Nothing belongs in the answer except the lines of the material that include "JSON".

**Provided entries**
****

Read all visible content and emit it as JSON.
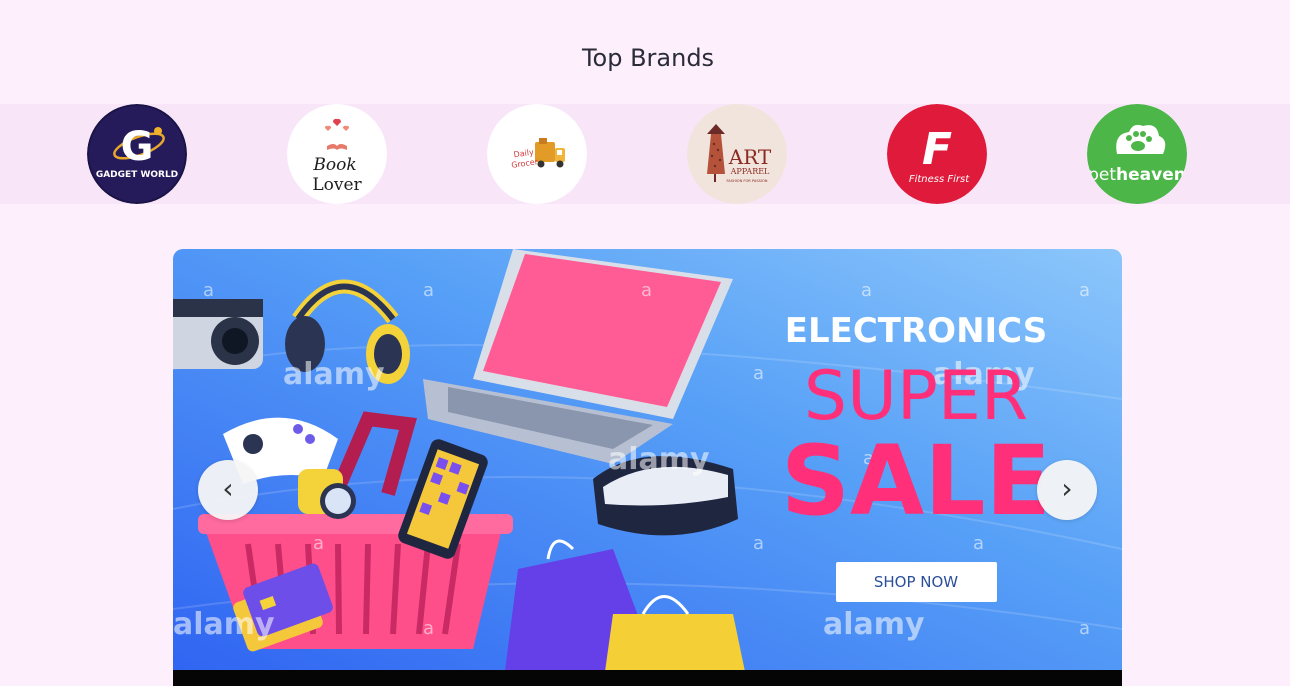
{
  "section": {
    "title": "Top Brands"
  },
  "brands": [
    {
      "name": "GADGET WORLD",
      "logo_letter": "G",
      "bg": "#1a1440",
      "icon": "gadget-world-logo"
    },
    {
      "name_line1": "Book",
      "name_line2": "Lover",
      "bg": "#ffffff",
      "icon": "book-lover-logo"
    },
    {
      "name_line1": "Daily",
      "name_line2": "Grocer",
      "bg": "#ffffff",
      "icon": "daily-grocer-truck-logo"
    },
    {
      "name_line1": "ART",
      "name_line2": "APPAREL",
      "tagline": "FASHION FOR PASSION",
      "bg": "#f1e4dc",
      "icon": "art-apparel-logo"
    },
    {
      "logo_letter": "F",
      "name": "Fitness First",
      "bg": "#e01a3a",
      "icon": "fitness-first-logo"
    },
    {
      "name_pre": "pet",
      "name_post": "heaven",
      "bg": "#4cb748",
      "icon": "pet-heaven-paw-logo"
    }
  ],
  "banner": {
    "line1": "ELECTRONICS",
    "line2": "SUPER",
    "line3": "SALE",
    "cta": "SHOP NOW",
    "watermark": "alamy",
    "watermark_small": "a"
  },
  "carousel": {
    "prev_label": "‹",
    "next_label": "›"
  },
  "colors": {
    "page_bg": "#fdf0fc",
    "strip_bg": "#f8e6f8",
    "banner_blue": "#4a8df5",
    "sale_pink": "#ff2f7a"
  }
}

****

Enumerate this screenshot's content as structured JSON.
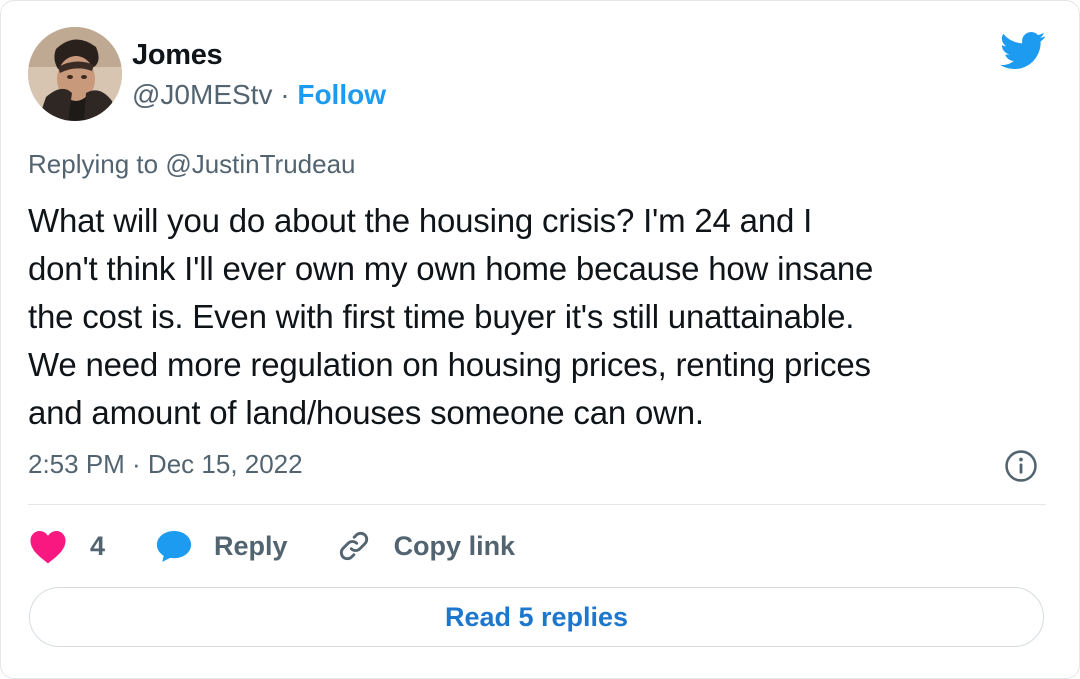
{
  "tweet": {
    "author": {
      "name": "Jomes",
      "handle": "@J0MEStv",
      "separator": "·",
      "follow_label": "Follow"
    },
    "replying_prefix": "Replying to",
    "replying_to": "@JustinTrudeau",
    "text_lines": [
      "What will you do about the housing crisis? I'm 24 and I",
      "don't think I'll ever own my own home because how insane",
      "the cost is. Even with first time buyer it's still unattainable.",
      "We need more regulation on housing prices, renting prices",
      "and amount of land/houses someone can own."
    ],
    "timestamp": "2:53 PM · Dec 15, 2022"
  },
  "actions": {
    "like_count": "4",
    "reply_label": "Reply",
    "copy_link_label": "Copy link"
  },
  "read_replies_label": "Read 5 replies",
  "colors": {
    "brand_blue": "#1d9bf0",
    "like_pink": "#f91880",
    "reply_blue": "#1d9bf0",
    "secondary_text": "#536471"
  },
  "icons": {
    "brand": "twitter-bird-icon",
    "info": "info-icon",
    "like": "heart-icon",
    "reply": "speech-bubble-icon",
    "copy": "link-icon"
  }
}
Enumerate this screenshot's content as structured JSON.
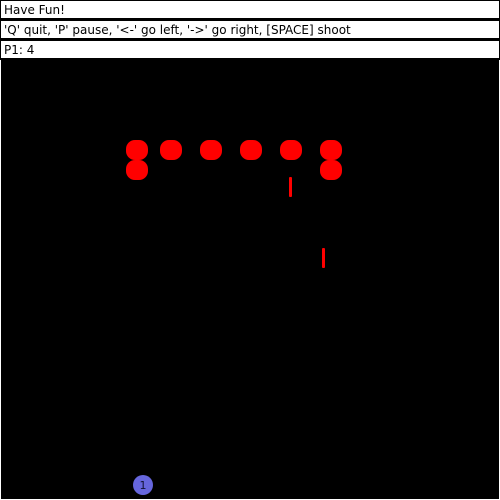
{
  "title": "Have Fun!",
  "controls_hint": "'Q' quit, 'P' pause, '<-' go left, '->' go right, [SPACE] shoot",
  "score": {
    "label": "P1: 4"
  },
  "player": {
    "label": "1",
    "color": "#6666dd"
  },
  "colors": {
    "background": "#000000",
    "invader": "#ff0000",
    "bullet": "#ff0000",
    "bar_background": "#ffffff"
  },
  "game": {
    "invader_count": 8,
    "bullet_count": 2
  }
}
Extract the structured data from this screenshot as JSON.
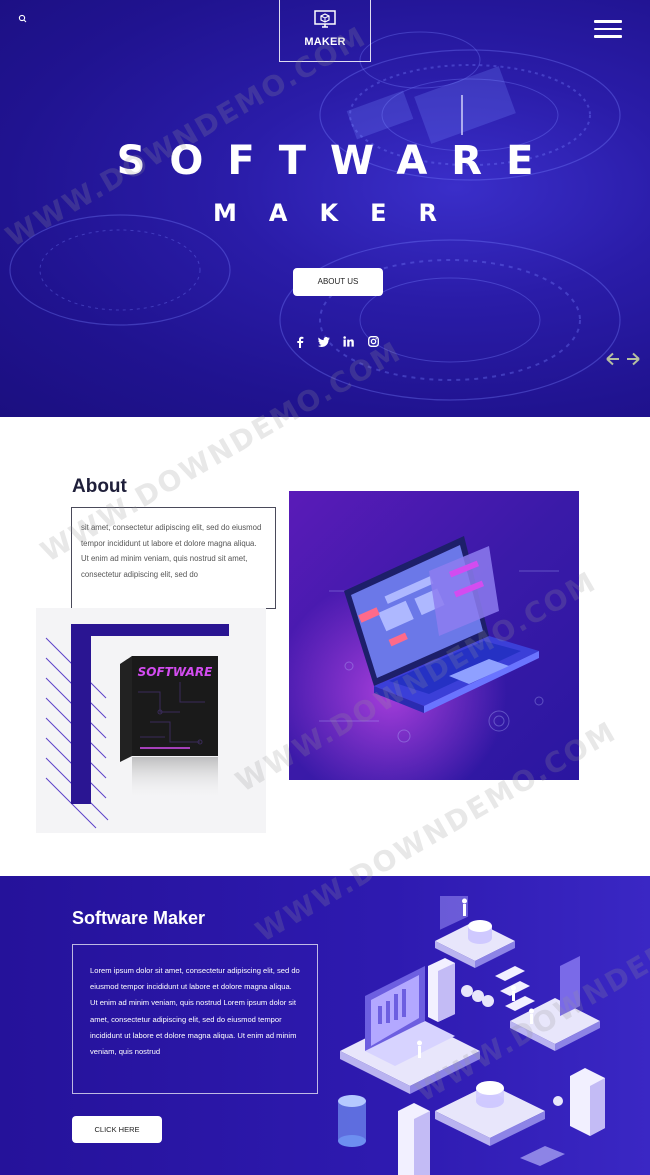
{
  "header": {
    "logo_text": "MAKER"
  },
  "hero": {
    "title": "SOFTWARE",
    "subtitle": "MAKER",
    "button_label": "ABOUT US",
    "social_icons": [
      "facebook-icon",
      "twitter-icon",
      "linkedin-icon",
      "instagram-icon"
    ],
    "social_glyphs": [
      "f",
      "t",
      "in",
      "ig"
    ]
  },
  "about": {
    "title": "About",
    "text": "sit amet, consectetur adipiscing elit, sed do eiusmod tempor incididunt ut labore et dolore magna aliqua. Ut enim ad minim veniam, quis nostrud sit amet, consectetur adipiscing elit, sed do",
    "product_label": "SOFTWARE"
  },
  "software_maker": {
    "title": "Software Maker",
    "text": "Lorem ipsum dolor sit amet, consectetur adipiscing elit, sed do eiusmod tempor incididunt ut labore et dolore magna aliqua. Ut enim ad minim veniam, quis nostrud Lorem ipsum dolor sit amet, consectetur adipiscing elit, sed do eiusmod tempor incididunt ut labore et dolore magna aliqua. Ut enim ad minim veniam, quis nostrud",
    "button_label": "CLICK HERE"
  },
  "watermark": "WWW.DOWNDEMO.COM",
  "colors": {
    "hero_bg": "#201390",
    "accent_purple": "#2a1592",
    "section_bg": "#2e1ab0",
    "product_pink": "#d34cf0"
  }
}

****

**Answer to the exercise**
Read all visible content and emit it as JSON.
Enumerate this screenshot's content as structured JSON.
Enumerate this screenshot's content as structured JSON.
Extract the structured data from this screenshot as JSON.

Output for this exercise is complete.